Effective country leadership is a common factor across those countries making the fastest progress on improving the health of women, children and adolescents.2,43 Strong leadership is provided through meaningful collaboration between different arms of government working closely with communities, civil society, young people and the private sector to achieve health targets. Leadership is visible in the role of parliament (and often among women parliamentarians) through policy- and law-making, budgeting and increased accountability for women’s, children’s and adolescents’ health.47

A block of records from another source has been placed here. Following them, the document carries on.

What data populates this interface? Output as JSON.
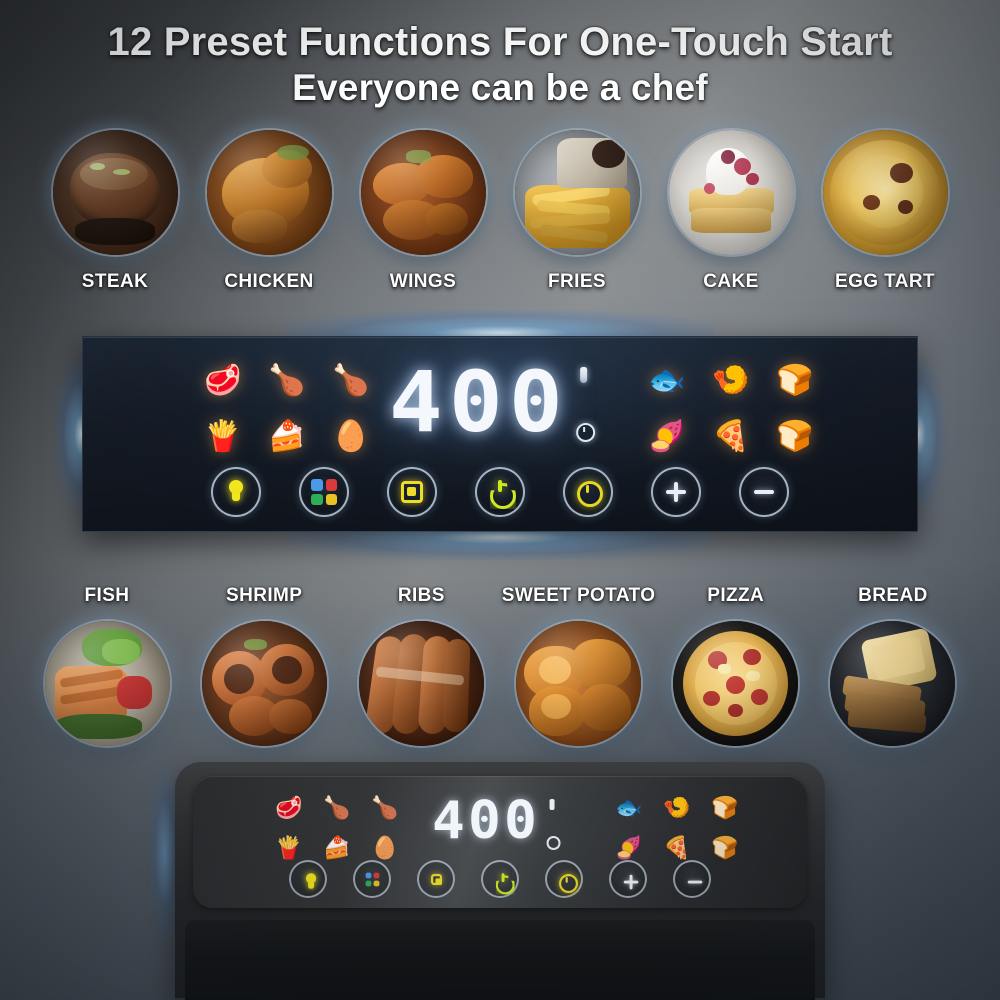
{
  "headline": {
    "line1": "12 Preset Functions For One-Touch Start",
    "line2": "Everyone can be a chef"
  },
  "colors": {
    "background_dark": "#2b2d2f",
    "background_light": "#8a8d8e",
    "panel_dark": "#10151d",
    "glow_blue": "#6eb9f5",
    "led_white": "#f4f8fc",
    "accent_yellow": "#eedb2a",
    "power_green": "#cfe81f"
  },
  "food_row_top": [
    {
      "label": "STEAK",
      "icon": "steak-icon",
      "emoji": "🥩"
    },
    {
      "label": "CHICKEN",
      "icon": "chicken-icon",
      "emoji": "🍗"
    },
    {
      "label": "WINGS",
      "icon": "wings-icon",
      "emoji": "🍖"
    },
    {
      "label": "FRIES",
      "icon": "fries-icon",
      "emoji": "🍟"
    },
    {
      "label": "CAKE",
      "icon": "cake-icon",
      "emoji": "🍰"
    },
    {
      "label": "EGG TART",
      "icon": "egg-tart-icon",
      "emoji": "🥚"
    }
  ],
  "food_row_bottom": [
    {
      "label": "FISH",
      "icon": "fish-icon",
      "emoji": "🐟"
    },
    {
      "label": "SHRIMP",
      "icon": "shrimp-icon",
      "emoji": "🍤"
    },
    {
      "label": "RIBS",
      "icon": "ribs-icon",
      "emoji": "🍖"
    },
    {
      "label": "SWEET POTATO",
      "icon": "sweet-potato-icon",
      "emoji": "🍠"
    },
    {
      "label": "PIZZA",
      "icon": "pizza-icon",
      "emoji": "🍕"
    },
    {
      "label": "BREAD",
      "icon": "bread-icon",
      "emoji": "🍞"
    }
  ],
  "control_panel": {
    "display_value": "400",
    "temp_indicator": "temperature-indicator",
    "timer_indicator": "timer-indicator",
    "presets_left": [
      {
        "name": "preset-steak",
        "emoji": "🥩"
      },
      {
        "name": "preset-chicken",
        "emoji": "🍗"
      },
      {
        "name": "preset-wings",
        "emoji": "🍗"
      },
      {
        "name": "preset-fries",
        "emoji": "🍟"
      },
      {
        "name": "preset-cake",
        "emoji": "🍰"
      },
      {
        "name": "preset-egg-tart",
        "emoji": "🥚"
      }
    ],
    "presets_right": [
      {
        "name": "preset-fish",
        "emoji": "🐟"
      },
      {
        "name": "preset-shrimp",
        "emoji": "🍤"
      },
      {
        "name": "preset-ribs",
        "emoji": "🍞"
      },
      {
        "name": "preset-sweet-potato",
        "emoji": "🍠"
      },
      {
        "name": "preset-pizza",
        "emoji": "🍕"
      },
      {
        "name": "preset-bread",
        "emoji": "🍞"
      }
    ],
    "buttons": [
      {
        "name": "light-button",
        "icon": "bulb-icon"
      },
      {
        "name": "menu-button",
        "icon": "menu-grid-icon"
      },
      {
        "name": "preset-button",
        "icon": "preset-square-icon"
      },
      {
        "name": "power-button",
        "icon": "power-icon"
      },
      {
        "name": "keep-warm-button",
        "icon": "timer-clock-icon"
      },
      {
        "name": "increase-button",
        "icon": "plus-icon"
      },
      {
        "name": "decrease-button",
        "icon": "minus-icon"
      }
    ]
  },
  "appliance": {
    "display_value": "400",
    "product": "air-fryer"
  }
}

Political leadership at the highest level is vital to prioritizing the needs and rights of women, children and adolescents across government sectors. Government leadership (from politicians, parliamentarians and civil servants) is the only way to ensure that health systems are built on a solid foundation of strong national institutions and management capacity, comprehensive legislation, a well-equipped workforce, functioning infrastructure, sufficient funding, robust data for decision- making, transparency and accountability.

Only a comprehensive human rights-based approach will overcome the varied and complex challenges facing women’s, children’s and adolescents’ health. To succeed, countries and their partners will have to take simultaneous action in nine interconnected and interdependent areas: country leadership; financing for health;

health systems resilience; individual potential; community engagement; multisector action; humanitarian and fragile settings; research and innovation; and accountability.

These nine action areas were identified as key to achieving the Global Strategy objectives, based on the scientific evidence and practical experience gained from implementing the first Global Strategy and the MDGs, on new research on effective interventions and approaches, and on new thinking about the integrated nature of health and sustainable development. The evidence shows that making progress across a core set of interlinked action areas is critical and cost-effective, as no sector or intervention can singly achieve the objectives.43-46 This will require a more integrated and holistic way of working across sectors, as envisioned by the SDGs.

The importance of context cannot be overstated: the specific details of each action in different settings will depend on political environments, power dynamics, economics, religion, social norms and factors affecting health literacy and care-seeking

behaviours among women, children and adolescents.

Riferimenti

Documenti correlati

The country’s total health expenditures by age and sex group were estimated based on per capita health expenditure data from the World Health Organization (WHO) World Health Report

The Global Strategy on Human Resources for Health: Workforce 2030 is primarily aimed at planners and policy-makers of Member States, but its contents are of value to all

Active participation and networking at regional, national and international conferences will provide the opportunity for ESRs and supervisors to showcase individual research

Two approaches that have become widely incorporated into teaching programmes for children with autism over the last few years are the Picture Exchange Communication System (PECS;

They include: the inadequate performance of health systems, for instance weak management of supply chains and the unregulated private health sector in many countries, which allows

breakthrough series collaborative to support broad and sustained use of evidence-based trauma treatment for children in community practice settings. Value-based purchasing:

Global Strategy for Women’s, Children’s and Adolescents’ Health (2016–2030) is based on data from 2017 and early 2018 for the 60 indicators in the EWEC Global Strategy

In framing how this can be achieved, the strategy adopts the definition of long-term care used in the World report on ageing and health – “The activities undertaken by others